Choose Your Dream Machine (Greta Lawlor)
1) Students will explore the concept of the addition and multiplication principles.
2) Students will work in groups to solve problems using the addition and multiplication principles separately and then together in one problem.
3) Students will be able to communicate and justify their solutions.
The students are asked to determine the number of choices available in choosing options on a vehicle. The first question uses the addition principle, the second the multiplication principle and the third uses both. This problem could be used to explore the counting principles or for practice after the principles have been discusses.

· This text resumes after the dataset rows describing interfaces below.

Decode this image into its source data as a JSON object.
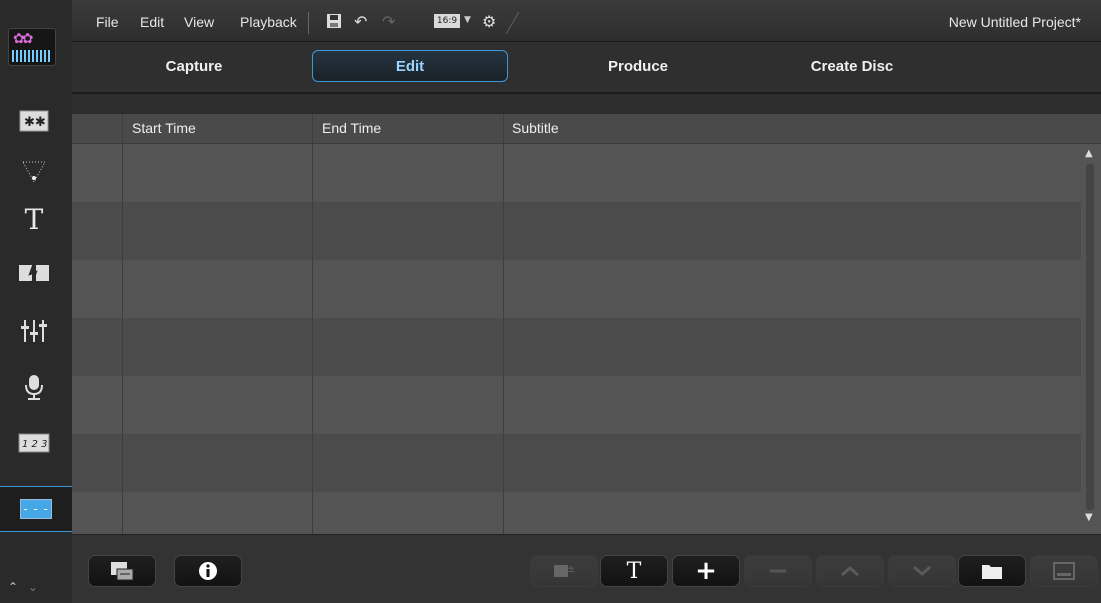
{
  "menubar": {
    "file": "File",
    "edit": "Edit",
    "view": "View",
    "playback": "Playback",
    "aspect_ratio": "16:9",
    "project_title": "New Untitled Project*"
  },
  "tabs": {
    "capture": "Capture",
    "edit": "Edit",
    "produce": "Produce",
    "create_disc": "Create Disc",
    "active": "Edit"
  },
  "subtitle_table": {
    "columns": [
      "Start Time",
      "End Time",
      "Subtitle"
    ],
    "rows": []
  },
  "sidebar": {
    "items": [
      {
        "icon": "effects-icon"
      },
      {
        "icon": "particle-icon"
      },
      {
        "icon": "title-T-icon"
      },
      {
        "icon": "transition-icon"
      },
      {
        "icon": "audio-mixer-icon"
      },
      {
        "icon": "voice-record-icon"
      },
      {
        "icon": "chapter-icon"
      },
      {
        "icon": "subtitle-icon",
        "active": true
      }
    ]
  },
  "colors": {
    "accent": "#3f98d6",
    "active_tab_text": "#9ad3ff",
    "row_light": "#545454",
    "row_dark": "#4b4b4b"
  }
}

Each student will have the opportunity to choose a car or will dream about choosing a car that has all the "extras" they just have to have. This problem presents the counting principles in a context the students will connect with. This activity will point out just how many choices are available when choosing several types of options.
1) Hand out the activity "Choose Your Dream Machine" for the students to work on before you discuss the counting principles. Give them transparencies and markers to present with.

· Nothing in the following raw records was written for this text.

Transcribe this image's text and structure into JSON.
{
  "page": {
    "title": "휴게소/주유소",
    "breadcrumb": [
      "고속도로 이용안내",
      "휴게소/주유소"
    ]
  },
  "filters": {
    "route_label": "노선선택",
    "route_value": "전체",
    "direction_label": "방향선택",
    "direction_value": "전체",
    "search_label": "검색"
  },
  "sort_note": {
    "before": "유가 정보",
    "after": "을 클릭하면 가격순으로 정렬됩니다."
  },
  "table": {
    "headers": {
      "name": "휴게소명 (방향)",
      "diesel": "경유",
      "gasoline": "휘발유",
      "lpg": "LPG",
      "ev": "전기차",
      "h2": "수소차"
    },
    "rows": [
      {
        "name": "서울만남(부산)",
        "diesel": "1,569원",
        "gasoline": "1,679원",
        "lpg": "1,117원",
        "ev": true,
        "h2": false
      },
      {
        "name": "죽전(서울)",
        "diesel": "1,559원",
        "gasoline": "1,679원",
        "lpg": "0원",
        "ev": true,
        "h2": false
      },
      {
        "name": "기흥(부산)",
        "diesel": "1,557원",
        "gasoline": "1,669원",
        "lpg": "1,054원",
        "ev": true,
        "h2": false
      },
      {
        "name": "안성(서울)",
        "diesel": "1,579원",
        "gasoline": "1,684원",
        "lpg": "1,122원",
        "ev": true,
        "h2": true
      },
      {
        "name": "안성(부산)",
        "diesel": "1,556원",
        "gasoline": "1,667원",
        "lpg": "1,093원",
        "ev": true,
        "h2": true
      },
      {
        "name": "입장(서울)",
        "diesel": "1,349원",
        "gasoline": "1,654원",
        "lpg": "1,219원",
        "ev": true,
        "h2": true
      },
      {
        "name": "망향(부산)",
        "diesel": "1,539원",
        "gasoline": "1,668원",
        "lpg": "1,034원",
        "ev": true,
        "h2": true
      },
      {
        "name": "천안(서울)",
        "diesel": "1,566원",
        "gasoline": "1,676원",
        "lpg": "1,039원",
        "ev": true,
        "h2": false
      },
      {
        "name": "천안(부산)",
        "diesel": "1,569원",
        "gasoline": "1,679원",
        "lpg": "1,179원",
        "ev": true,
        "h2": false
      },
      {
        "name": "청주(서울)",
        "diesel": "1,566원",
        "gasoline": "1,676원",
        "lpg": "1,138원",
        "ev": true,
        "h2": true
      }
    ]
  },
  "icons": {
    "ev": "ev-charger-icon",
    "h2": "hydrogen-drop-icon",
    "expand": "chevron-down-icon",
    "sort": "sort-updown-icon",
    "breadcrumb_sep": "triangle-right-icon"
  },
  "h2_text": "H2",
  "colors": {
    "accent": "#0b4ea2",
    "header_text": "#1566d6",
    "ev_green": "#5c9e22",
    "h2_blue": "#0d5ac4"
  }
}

2) Have the students work together in groups on developing a strategy to decide how many choices they have for each question. As the students begin to finish problem number one, interrupt them and have one or two groups that are on the right track present. Then turn them loose on questions three and four.
3) Have each of the solutions presented. If no group comes up with the principles, they can be discusses by way of a simpler problem and then let the students reconsider, or the teacher may show the students how to use the principles directly to solve the problem.
4) Once the students have presented solutions with the counting principles, be sure to give the students the vocabulary that accompanies the solution.
"Choose Your Dream Machine" activity sheet, transparencies, markers.
Introduction and instructions (5 minutes), group work and initial presentation of question 1 (15 minutes), finish problems 2 and 3 and presentations (25 minutes.)
Discrete Math Concepts
Addition Principle, Multiplication Principle
Related Mathematics Concepts
Sets, counting techniques
NCTM Standards Addressed
Problem Solving, Communication, Reasoning, Discrete Mathematics
Colorado Model Content Standards
Algebraic Techniques (2), Problem Solving Techniques (5), Linking Concepts and Procedures (6)
This activity would be a good lead into permutations and combinations in an Algebra class or a Probability and Statistics class.
This problem could be extended to use the pigeon-hole principle. If students obtained pamphlets on their favorite cars, they could determine how many different ways that car
could be offered.
This activity can be used as an exploratory activity or as an assessment activity, depending on how much direction and questioning the teacher decides to do.
Dossey, John A., & Otto, Albert D. et. al., Discrete Mathematics. Scott, Foresman and Company. Glenview, Illinois: 1972.